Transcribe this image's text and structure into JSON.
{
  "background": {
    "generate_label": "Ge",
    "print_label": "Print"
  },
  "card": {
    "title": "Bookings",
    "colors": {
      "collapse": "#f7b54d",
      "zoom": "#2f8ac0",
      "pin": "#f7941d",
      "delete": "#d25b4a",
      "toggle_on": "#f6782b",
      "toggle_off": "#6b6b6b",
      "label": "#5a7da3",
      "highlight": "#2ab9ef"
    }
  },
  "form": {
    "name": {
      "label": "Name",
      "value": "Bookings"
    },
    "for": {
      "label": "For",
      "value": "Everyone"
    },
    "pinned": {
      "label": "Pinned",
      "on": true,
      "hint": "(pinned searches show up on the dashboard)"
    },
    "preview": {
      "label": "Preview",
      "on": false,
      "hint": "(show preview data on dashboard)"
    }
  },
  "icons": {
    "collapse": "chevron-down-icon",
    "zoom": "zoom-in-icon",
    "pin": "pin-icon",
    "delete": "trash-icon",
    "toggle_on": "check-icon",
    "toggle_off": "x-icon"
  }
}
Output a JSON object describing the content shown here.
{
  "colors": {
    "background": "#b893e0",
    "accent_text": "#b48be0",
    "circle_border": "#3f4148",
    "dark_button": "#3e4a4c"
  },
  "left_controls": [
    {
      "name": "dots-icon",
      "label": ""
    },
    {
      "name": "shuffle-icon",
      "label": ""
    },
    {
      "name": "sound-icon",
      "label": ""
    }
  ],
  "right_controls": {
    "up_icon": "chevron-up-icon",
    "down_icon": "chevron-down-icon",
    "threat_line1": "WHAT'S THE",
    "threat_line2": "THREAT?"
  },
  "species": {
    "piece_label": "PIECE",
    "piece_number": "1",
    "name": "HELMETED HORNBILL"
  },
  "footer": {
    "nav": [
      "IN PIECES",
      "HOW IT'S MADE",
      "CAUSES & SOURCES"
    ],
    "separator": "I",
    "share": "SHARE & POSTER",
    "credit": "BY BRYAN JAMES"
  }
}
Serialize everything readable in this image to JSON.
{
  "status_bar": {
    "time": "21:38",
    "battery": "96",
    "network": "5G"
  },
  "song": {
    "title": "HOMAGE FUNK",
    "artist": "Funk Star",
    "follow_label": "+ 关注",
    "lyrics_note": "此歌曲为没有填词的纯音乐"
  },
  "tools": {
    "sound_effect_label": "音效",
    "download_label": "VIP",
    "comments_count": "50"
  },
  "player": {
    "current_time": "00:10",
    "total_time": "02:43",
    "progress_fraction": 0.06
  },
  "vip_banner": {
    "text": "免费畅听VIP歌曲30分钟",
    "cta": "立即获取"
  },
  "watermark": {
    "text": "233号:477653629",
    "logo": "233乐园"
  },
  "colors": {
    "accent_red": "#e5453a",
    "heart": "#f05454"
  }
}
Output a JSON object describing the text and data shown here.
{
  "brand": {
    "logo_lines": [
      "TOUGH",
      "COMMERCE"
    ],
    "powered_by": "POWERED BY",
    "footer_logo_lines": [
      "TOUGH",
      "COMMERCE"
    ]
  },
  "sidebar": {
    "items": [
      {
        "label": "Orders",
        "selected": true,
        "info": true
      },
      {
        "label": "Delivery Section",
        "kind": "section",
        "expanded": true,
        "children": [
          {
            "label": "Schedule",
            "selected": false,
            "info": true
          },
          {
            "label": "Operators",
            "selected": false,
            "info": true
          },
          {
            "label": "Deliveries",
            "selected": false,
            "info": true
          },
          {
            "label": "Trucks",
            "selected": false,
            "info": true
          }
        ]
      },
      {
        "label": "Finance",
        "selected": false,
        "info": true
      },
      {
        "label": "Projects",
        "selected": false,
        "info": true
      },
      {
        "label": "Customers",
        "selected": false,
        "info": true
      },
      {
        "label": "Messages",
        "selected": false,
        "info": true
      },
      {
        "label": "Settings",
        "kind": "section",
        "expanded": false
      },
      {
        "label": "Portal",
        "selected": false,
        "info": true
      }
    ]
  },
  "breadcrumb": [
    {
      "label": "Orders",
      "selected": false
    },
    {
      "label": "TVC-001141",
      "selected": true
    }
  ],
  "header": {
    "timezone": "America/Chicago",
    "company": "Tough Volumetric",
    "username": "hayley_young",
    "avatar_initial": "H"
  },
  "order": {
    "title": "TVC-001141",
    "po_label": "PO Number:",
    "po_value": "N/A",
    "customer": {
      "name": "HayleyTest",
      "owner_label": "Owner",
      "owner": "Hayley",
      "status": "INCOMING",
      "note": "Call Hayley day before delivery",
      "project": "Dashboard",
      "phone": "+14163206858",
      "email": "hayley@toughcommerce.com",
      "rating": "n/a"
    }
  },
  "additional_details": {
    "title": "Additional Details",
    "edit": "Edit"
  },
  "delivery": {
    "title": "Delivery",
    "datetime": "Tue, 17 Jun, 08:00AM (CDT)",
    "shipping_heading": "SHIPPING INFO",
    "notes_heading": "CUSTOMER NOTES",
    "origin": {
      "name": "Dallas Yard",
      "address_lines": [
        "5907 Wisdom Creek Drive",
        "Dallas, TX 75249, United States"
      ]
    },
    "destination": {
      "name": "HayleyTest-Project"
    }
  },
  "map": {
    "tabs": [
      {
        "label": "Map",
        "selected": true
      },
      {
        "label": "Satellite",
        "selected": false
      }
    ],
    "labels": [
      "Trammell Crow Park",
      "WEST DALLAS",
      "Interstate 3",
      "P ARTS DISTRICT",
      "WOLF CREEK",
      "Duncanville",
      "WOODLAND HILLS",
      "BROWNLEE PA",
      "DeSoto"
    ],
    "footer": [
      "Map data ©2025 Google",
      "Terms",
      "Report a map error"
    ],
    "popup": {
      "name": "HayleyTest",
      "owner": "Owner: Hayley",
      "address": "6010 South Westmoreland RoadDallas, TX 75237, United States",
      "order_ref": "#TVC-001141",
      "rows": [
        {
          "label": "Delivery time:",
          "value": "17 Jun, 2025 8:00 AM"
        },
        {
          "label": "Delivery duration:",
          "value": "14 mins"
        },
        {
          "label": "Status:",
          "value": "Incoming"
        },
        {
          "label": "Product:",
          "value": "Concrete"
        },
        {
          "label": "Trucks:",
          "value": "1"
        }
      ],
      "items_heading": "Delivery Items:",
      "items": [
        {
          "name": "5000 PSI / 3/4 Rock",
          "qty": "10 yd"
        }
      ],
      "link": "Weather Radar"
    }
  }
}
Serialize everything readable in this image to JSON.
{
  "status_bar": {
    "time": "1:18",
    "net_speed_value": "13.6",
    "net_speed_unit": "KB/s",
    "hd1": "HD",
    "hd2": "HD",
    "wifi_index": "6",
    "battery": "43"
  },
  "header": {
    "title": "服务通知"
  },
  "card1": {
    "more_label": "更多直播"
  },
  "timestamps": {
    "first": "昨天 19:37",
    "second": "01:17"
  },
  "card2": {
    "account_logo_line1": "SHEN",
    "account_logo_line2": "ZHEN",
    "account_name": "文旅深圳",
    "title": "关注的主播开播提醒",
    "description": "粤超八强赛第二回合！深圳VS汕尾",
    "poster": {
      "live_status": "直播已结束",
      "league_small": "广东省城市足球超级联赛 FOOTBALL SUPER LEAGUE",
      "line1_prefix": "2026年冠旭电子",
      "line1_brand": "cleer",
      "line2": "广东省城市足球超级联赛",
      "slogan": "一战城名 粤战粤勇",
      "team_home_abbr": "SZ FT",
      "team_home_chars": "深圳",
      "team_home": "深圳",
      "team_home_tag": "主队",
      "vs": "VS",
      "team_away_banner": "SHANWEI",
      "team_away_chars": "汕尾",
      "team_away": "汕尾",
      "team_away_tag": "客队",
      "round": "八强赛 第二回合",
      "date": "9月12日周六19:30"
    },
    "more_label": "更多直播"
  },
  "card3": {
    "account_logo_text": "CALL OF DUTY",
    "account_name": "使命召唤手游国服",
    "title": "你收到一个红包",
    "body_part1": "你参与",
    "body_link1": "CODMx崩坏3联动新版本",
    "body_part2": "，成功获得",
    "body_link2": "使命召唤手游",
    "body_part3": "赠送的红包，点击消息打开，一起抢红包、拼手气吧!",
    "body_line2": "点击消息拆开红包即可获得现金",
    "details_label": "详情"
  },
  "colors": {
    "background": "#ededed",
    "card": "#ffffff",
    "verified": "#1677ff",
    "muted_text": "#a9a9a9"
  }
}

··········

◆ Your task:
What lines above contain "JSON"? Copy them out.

◆ Exercise answer:
Transcribe this image's text and structure into JSON.
Output a JSON object describing the content shown here.
Serialize everything readable in this image to JSON.
Output a JSON object describing the text and data shown here.
Serialize everything readable in this image to JSON.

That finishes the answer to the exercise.